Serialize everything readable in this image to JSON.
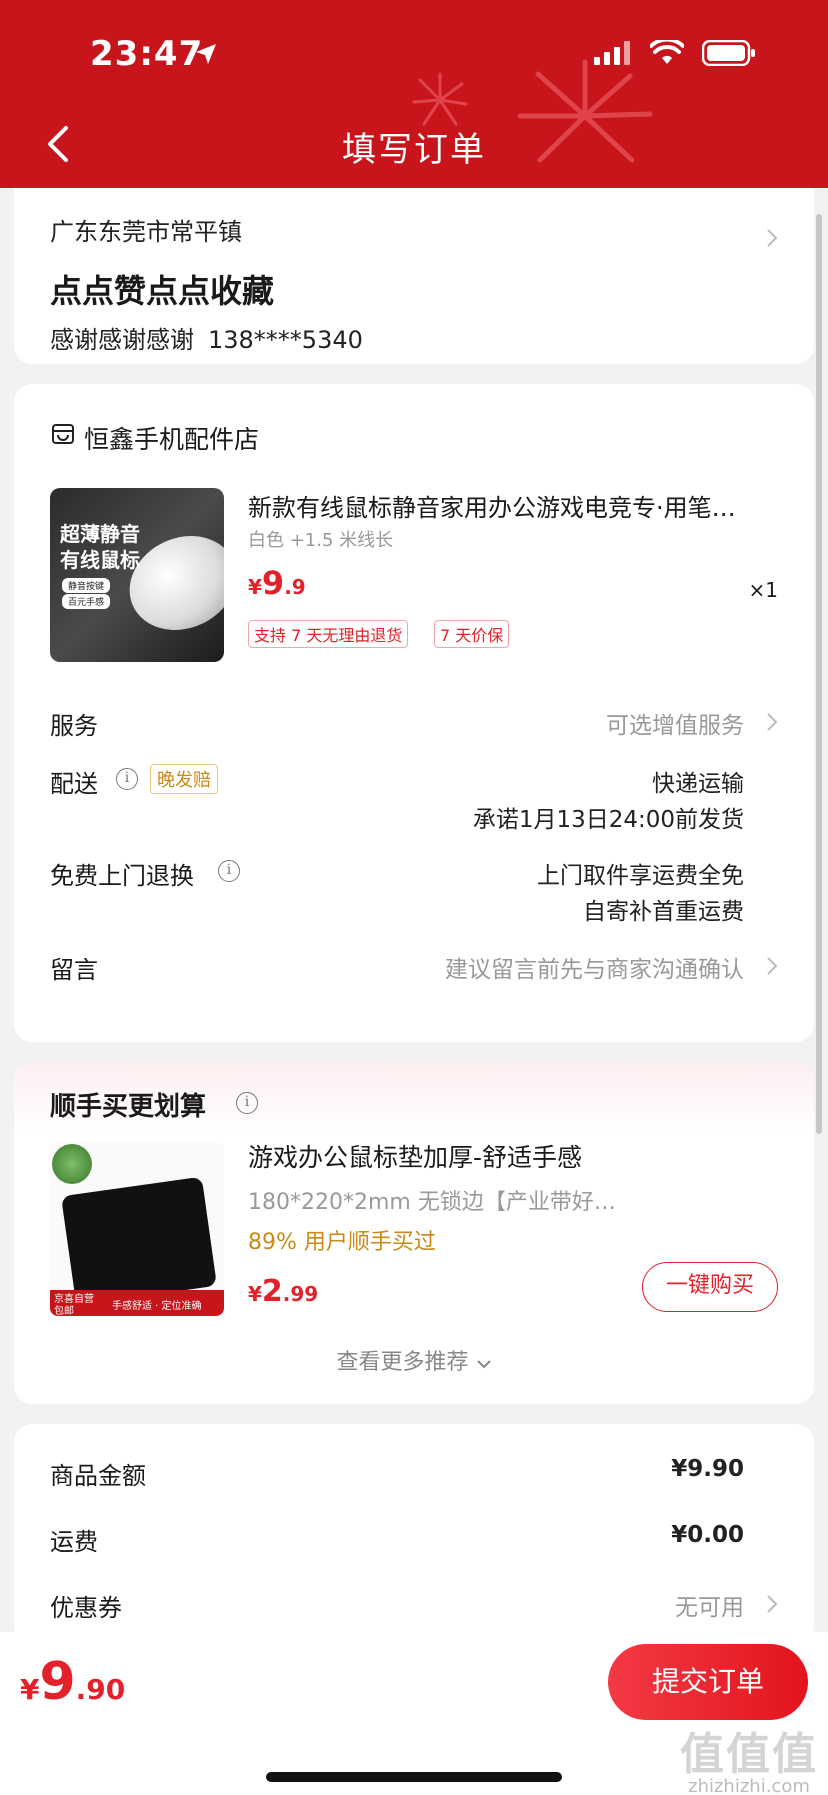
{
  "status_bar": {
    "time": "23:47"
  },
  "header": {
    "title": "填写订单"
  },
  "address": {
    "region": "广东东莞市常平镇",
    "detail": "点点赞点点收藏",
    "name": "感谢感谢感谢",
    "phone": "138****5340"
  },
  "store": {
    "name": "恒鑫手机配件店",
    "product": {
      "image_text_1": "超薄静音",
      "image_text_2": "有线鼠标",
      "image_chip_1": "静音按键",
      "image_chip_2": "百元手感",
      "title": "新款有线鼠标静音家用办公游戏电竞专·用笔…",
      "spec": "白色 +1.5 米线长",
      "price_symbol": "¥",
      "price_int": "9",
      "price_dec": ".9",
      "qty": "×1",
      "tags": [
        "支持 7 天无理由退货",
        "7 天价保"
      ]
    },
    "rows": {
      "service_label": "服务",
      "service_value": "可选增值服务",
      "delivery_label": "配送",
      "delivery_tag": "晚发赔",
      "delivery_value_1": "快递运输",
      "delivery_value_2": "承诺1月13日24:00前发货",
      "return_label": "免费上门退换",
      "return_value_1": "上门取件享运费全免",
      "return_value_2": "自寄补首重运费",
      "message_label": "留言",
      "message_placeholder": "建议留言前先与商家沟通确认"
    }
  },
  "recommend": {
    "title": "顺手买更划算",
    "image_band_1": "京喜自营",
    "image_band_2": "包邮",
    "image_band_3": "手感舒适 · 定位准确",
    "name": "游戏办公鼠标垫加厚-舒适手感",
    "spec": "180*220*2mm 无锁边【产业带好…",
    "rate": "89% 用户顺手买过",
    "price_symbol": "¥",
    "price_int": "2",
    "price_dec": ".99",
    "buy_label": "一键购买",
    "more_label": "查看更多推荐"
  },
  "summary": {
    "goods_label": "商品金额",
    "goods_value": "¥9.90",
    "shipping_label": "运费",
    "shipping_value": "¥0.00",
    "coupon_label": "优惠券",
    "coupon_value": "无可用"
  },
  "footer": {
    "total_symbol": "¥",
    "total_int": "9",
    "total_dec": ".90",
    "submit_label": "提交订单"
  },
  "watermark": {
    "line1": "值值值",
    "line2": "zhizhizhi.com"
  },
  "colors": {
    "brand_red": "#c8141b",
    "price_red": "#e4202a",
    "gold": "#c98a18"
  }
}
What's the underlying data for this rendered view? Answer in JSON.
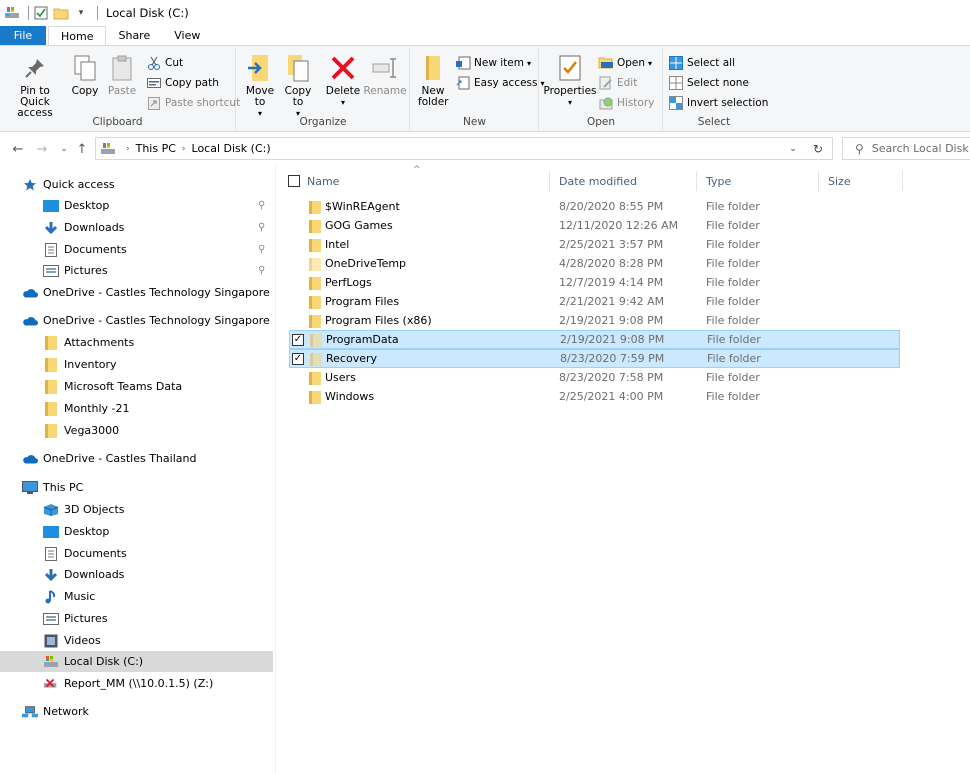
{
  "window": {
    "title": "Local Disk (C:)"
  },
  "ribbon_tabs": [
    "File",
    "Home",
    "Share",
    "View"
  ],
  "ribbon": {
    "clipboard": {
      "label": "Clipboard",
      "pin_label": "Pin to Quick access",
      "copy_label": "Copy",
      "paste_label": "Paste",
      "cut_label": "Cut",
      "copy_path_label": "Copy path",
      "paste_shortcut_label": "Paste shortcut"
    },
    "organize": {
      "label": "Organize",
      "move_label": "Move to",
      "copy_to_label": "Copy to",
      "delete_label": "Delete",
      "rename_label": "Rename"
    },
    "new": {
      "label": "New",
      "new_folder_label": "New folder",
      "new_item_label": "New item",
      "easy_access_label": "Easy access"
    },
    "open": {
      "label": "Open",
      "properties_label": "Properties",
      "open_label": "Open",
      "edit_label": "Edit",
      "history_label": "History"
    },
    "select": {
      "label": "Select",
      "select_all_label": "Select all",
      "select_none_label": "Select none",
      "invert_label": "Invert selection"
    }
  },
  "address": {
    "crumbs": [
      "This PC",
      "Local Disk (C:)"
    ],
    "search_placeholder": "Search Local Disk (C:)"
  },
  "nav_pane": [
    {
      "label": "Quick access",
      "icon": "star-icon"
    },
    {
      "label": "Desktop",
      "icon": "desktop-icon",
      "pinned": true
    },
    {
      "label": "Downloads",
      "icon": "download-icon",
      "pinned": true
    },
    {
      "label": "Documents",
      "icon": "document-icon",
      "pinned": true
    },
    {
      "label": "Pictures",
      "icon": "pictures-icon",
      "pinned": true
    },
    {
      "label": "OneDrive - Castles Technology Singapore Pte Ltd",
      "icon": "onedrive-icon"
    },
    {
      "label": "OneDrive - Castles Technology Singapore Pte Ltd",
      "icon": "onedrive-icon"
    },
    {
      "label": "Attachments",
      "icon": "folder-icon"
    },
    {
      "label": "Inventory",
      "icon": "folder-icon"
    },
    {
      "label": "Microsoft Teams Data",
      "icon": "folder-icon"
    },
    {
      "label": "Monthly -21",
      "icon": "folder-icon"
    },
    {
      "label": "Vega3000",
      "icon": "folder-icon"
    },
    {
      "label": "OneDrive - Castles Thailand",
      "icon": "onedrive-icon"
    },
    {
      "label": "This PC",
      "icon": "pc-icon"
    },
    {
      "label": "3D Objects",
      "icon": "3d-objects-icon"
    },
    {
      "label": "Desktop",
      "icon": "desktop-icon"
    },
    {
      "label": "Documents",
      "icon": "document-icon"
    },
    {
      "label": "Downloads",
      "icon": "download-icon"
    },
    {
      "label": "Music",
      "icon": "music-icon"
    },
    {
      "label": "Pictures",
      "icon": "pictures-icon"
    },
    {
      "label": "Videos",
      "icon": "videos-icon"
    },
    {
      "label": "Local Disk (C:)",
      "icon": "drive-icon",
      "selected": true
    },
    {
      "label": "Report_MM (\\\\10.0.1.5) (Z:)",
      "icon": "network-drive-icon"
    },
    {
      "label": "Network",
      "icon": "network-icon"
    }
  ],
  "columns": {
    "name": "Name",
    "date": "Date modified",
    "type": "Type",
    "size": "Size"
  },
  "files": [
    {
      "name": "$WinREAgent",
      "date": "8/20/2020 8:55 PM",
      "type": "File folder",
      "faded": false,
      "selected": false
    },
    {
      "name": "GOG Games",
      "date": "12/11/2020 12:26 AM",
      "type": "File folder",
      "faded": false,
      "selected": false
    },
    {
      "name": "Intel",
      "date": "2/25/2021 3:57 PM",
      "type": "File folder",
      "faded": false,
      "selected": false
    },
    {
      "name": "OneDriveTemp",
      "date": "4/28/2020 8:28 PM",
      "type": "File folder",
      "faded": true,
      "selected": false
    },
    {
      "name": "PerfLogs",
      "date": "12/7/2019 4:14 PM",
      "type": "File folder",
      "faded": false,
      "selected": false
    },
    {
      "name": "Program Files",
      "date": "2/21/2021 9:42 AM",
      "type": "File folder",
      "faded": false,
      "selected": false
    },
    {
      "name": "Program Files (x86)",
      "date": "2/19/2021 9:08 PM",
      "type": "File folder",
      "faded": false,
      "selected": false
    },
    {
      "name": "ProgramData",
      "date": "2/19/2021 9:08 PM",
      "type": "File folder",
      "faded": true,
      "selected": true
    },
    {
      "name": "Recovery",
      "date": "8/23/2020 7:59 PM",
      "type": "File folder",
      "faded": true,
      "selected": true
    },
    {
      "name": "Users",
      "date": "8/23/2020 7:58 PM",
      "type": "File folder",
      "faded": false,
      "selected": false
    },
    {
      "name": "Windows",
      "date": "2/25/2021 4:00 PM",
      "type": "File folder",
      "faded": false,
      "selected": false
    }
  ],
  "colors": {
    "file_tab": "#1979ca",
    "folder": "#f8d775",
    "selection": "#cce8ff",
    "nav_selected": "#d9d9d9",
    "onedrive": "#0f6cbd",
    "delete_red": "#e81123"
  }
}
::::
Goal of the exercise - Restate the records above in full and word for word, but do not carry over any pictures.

Response to this task -
Serialize everything readable in this image to JSON.
{
  "status_bar": {
    "time": "23:47"
  },
  "header": {
    "title": "填写订单"
  },
  "address": {
    "region": "广东东莞市常平镇",
    "detail": "点点赞点点收藏",
    "name": "感谢感谢感谢",
    "phone": "138****5340"
  },
  "store": {
    "name": "恒鑫手机配件店",
    "product": {
      "image_text_1": "超薄静音",
      "image_text_2": "有线鼠标",
      "image_chip_1": "静音按键",
      "image_chip_2": "百元手感",
      "title": "新款有线鼠标静音家用办公游戏电竞专·用笔…",
      "spec": "白色 +1.5 米线长",
      "price_symbol": "¥",
      "price_int": "9",
      "price_dec": ".9",
      "qty": "×1",
      "tags": [
        "支持 7 天无理由退货",
        "7 天价保"
      ]
    },
    "rows": {
      "service_label": "服务",
      "service_value": "可选增值服务",
      "delivery_label": "配送",
      "delivery_tag": "晚发赔",
      "delivery_value_1": "快递运输",
      "delivery_value_2": "承诺1月13日24:00前发货",
      "return_label": "免费上门退换",
      "return_value_1": "上门取件享运费全免",
      "return_value_2": "自寄补首重运费",
      "message_label": "留言",
      "message_placeholder": "建议留言前先与商家沟通确认"
    }
  },
  "recommend": {
    "title": "顺手买更划算",
    "image_band_1": "京喜自营",
    "image_band_2": "包邮",
    "image_band_3": "手感舒适 · 定位准确",
    "name": "游戏办公鼠标垫加厚-舒适手感",
    "spec": "180*220*2mm 无锁边【产业带好…",
    "rate": "89% 用户顺手买过",
    "price_symbol": "¥",
    "price_int": "2",
    "price_dec": ".99",
    "buy_label": "一键购买",
    "more_label": "查看更多推荐"
  },
  "summary": {
    "goods_label": "商品金额",
    "goods_value": "¥9.90",
    "shipping_label": "运费",
    "shipping_value": "¥0.00",
    "coupon_label": "优惠券",
    "coupon_value": "无可用"
  },
  "footer": {
    "total_symbol": "¥",
    "total_int": "9",
    "total_dec": ".90",
    "submit_label": "提交订单"
  },
  "watermark": {
    "line1": "值值值",
    "line2": "zhizhizhi.com"
  },
  "colors": {
    "brand_red": "#c8141b",
    "price_red": "#e4202a",
    "gold": "#c98a18"
  }
}
What's the underlying data for this rendered view? Answer in JSON.
{
  "window": {
    "title": "Local Disk (C:)"
  },
  "ribbon_tabs": [
    "File",
    "Home",
    "Share",
    "View"
  ],
  "ribbon": {
    "clipboard": {
      "label": "Clipboard",
      "pin_label": "Pin to Quick access",
      "copy_label": "Copy",
      "paste_label": "Paste",
      "cut_label": "Cut",
      "copy_path_label": "Copy path",
      "paste_shortcut_label": "Paste shortcut"
    },
    "organize": {
      "label": "Organize",
      "move_label": "Move to",
      "copy_to_label": "Copy to",
      "delete_label": "Delete",
      "rename_label": "Rename"
    },
    "new": {
      "label": "New",
      "new_folder_label": "New folder",
      "new_item_label": "New item",
      "easy_access_label": "Easy access"
    },
    "open": {
      "label": "Open",
      "properties_label": "Properties",
      "open_label": "Open",
      "edit_label": "Edit",
      "history_label": "History"
    },
    "select": {
      "label": "Select",
      "select_all_label": "Select all",
      "select_none_label": "Select none",
      "invert_label": "Invert selection"
    }
  },
  "address": {
    "crumbs": [
      "This PC",
      "Local Disk (C:)"
    ],
    "search_placeholder": "Search Local Disk (C:)"
  },
  "nav_pane": [
    {
      "label": "Quick access",
      "icon": "star-icon"
    },
    {
      "label": "Desktop",
      "icon": "desktop-icon",
      "pinned": true
    },
    {
      "label": "Downloads",
      "icon": "download-icon",
      "pinned": true
    },
    {
      "label": "Documents",
      "icon": "document-icon",
      "pinned": true
    },
    {
      "label": "Pictures",
      "icon": "pictures-icon",
      "pinned": true
    },
    {
      "label": "OneDrive - Castles Technology Singapore Pte Ltd",
      "icon": "onedrive-icon"
    },
    {
      "label": "OneDrive - Castles Technology Singapore Pte Ltd",
      "icon": "onedrive-icon"
    },
    {
      "label": "Attachments",
      "icon": "folder-icon"
    },
    {
      "label": "Inventory",
      "icon": "folder-icon"
    },
    {
      "label": "Microsoft Teams Data",
      "icon": "folder-icon"
    },
    {
      "label": "Monthly -21",
      "icon": "folder-icon"
    },
    {
      "label": "Vega3000",
      "icon": "folder-icon"
    },
    {
      "label": "OneDrive - Castles Thailand",
      "icon": "onedrive-icon"
    },
    {
      "label": "This PC",
      "icon": "pc-icon"
    },
    {
      "label": "3D Objects",
      "icon": "3d-objects-icon"
    },
    {
      "label": "Desktop",
      "icon": "desktop-icon"
    },
    {
      "label": "Documents",
      "icon": "document-icon"
    },
    {
      "label": "Downloads",
      "icon": "download-icon"
    },
    {
      "label": "Music",
      "icon": "music-icon"
    },
    {
      "label": "Pictures",
      "icon": "pictures-icon"
    },
    {
      "label": "Videos",
      "icon": "videos-icon"
    },
    {
      "label": "Local Disk (C:)",
      "icon": "drive-icon",
      "selected": true
    },
    {
      "label": "Report_MM (\\\\10.0.1.5) (Z:)",
      "icon": "network-drive-icon"
    },
    {
      "label": "Network",
      "icon": "network-icon"
    }
  ],
  "columns": {
    "name": "Name",
    "date": "Date modified",
    "type": "Type",
    "size": "Size"
  },
  "files": [
    {
      "name": "$WinREAgent",
      "date": "8/20/2020 8:55 PM",
      "type": "File folder",
      "faded": false,
      "selected": false
    },
    {
      "name": "GOG Games",
      "date": "12/11/2020 12:26 AM",
      "type": "File folder",
      "faded": false,
      "selected": false
    },
    {
      "name": "Intel",
      "date": "2/25/2021 3:57 PM",
      "type": "File folder",
      "faded": false,
      "selected": false
    },
    {
      "name": "OneDriveTemp",
      "date": "4/28/2020 8:28 PM",
      "type": "File folder",
      "faded": true,
      "selected": false
    },
    {
      "name": "PerfLogs",
      "date": "12/7/2019 4:14 PM",
      "type": "File folder",
      "faded": false,
      "selected": false
    },
    {
      "name": "Program Files",
      "date": "2/21/2021 9:42 AM",
      "type": "File folder",
      "faded": false,
      "selected": false
    },
    {
      "name": "Program Files (x86)",
      "date": "2/19/2021 9:08 PM",
      "type": "File folder",
      "faded": false,
      "selected": false
    },
    {
      "name": "ProgramData",
      "date": "2/19/2021 9:08 PM",
      "type": "File folder",
      "faded": true,
      "selected": true
    },
    {
      "name": "Recovery",
      "date": "8/23/2020 7:59 PM",
      "type": "File folder",
      "faded": true,
      "selected": true
    },
    {
      "name": "Users",
      "date": "8/23/2020 7:58 PM",
      "type": "File folder",
      "faded": false,
      "selected": false
    },
    {
      "name": "Windows",
      "date": "2/25/2021 4:00 PM",
      "type": "File folder",
      "faded": false,
      "selected": false
    }
  ],
  "colors": {
    "file_tab": "#1979ca",
    "folder": "#f8d775",
    "selection": "#cce8ff",
    "nav_selected": "#d9d9d9",
    "onedrive": "#0f6cbd",
    "delete_red": "#e81123"
  }
}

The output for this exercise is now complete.